Wild berries in the summer are sure to be a delicious treat while on a hike.
I held out what I thought was a great hiking treat, but Luke backed away from me… skepticism in his face. “They’re good! “Have some!” I urged, stuffing some in my mouth.
We were in the Pocono Mountains, where Larry and I had taken our great nephew, Luke Springer, who was visiting from Australia. We wanted him to experience the amazing Appalachian Trail as it connects with the Delaware Water Gap in New Jersey.
At the top of a 2 ½-mile climb—sometimes-steep, sometimes-rocky, but definitely rewarding—you can relax on sun-drenched boulders and gaze down at the Delaware River winding below.
Perfect spot to snack on wild blueberries, picked from bushes right on the trail. As I held a small, round blueberry out to Luke, I could see in his face, his natural politeness struggling with his skepticism for yet another curious scheme of his Aunt Carol’s. The diplomat won out over the skeptic. Luke ate it, and actually seemed to enjoy it.
To be truthful, Luke’s reaction wasn’t too different from that of some friends when I brought wild raspberries, just picked that morning, to a recent Bible Study. “Are they poisonous?” one asked laughing nervously. “Will they make me sick?” asked another.

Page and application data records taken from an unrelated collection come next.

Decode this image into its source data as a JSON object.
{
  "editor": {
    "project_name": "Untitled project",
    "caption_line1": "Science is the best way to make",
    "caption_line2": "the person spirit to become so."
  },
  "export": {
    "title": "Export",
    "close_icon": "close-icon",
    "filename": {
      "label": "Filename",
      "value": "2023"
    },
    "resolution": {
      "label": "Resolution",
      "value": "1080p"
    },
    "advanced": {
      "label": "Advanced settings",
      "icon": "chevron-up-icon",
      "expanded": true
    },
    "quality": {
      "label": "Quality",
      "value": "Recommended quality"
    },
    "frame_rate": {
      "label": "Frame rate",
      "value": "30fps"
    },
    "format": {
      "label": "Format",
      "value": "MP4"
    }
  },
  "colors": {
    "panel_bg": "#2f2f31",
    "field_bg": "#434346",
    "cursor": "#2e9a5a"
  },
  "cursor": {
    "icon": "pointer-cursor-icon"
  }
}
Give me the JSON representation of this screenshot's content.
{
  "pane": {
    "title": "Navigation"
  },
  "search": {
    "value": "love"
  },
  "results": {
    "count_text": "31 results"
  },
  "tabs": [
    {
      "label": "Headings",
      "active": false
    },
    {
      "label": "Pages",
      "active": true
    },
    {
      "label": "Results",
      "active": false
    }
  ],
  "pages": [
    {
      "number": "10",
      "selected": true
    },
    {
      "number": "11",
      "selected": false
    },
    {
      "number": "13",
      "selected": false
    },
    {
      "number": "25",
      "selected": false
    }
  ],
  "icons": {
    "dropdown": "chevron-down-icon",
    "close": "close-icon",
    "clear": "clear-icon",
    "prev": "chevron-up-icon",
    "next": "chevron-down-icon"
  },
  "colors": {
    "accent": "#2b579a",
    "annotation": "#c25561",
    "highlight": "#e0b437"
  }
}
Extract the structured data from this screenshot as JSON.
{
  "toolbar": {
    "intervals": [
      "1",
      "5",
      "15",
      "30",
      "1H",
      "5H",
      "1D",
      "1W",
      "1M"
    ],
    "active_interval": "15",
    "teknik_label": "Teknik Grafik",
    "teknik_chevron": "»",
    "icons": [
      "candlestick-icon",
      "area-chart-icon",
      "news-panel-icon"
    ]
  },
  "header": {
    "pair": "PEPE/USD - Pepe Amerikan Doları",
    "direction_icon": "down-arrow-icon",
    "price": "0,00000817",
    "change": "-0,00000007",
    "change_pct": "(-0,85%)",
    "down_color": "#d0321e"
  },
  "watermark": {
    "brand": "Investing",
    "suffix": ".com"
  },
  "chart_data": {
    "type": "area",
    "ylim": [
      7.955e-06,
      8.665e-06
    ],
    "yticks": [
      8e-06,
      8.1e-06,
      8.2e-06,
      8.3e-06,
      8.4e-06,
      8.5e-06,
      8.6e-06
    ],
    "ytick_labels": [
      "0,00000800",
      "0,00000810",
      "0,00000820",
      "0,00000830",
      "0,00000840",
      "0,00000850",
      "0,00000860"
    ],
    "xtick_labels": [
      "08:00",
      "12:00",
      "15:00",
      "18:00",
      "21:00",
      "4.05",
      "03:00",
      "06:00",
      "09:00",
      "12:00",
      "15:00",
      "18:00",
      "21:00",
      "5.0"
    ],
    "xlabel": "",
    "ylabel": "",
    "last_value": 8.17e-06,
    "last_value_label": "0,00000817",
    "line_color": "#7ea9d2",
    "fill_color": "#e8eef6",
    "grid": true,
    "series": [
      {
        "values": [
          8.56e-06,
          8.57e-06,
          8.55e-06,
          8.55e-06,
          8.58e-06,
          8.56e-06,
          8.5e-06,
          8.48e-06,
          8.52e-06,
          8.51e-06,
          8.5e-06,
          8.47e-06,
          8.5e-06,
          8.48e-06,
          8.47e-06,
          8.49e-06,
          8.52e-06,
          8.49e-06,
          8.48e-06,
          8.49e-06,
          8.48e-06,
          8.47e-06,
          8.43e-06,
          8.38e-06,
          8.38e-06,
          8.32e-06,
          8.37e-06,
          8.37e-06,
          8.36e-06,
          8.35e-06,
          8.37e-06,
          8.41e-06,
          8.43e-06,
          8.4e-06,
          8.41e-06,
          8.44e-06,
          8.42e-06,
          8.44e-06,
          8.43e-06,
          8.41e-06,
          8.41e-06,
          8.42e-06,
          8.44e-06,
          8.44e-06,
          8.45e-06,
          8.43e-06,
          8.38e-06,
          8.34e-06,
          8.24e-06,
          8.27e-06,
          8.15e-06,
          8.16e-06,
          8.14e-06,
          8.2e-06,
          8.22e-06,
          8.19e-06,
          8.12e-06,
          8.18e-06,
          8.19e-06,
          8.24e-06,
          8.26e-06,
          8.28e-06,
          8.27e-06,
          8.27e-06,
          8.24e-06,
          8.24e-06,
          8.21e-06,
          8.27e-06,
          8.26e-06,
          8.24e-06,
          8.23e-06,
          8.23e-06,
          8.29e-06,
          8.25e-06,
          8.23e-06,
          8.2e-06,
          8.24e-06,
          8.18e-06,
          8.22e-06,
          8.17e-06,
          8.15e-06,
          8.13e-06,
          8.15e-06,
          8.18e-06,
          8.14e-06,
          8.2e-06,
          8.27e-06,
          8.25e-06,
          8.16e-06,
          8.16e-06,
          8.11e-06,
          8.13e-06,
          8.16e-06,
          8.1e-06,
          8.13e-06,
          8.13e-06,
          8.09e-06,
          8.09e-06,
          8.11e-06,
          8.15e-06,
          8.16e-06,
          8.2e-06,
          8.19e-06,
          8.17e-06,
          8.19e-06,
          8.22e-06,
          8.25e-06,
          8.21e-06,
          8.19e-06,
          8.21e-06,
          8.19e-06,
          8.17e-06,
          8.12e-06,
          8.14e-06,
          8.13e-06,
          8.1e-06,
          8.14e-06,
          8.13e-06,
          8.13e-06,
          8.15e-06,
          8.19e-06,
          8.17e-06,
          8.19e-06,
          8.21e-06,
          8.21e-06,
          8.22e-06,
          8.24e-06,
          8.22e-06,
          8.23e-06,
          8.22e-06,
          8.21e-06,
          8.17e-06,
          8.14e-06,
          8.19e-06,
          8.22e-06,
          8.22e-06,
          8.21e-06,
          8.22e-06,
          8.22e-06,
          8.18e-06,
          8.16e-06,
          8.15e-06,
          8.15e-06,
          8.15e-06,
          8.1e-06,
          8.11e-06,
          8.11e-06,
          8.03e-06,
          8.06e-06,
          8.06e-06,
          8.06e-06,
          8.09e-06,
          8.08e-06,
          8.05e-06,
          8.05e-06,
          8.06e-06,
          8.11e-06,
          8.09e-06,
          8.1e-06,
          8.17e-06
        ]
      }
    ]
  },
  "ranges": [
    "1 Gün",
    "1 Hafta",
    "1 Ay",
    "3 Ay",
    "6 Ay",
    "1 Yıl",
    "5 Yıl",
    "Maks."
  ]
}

A completely different reaction was that of Karin Hazzard, of Southampton, PA, whom I met recently while hiking at Tyler Park. She is obviously one of the lucky people who knows how scrumptious wild berries can be. In her hand, she held a small bucketful, and planned on making a pie with her daughter that afternoon!
Truth is, this time of year, if you meet me walking down a mountain trail or country road, you are likely to wonder what the heck happened to my shirt! It’s likely to be stained purple or red—because I will have scooped up the side of my shirttail to make a bowl and will have filled it with berries to take back home.
They’re delicious! Sweet, yet a bit tart. Eat them on cereal. With ice cream or yogurt. In fact, my favorite way of eating them is right on the trail…an early morning wake-up!
What kind of berries can you eat? Many kinds. In the Pacific Northwest, where I grew up, you find black caps, shaped like small, shallow raspberries. Red huckleberries and salmon berries are small, smooth and round, growing on user-friendly, non-thorny bushes. My favorite is the big, fat, sweet blackberries that come late in the summer.
Here in Pennsylvania, in addition to the small blackcaps, and red raspberries, there are pink salmon berries, coral thimbleberries, and blackberries just getting ripe now.
Give yourself a special treat! Take a walk and forage for a berry snack! Then write to me, letting me know which is your favorite kind of wild berry!
Feel free to email me your environmental tips and questions!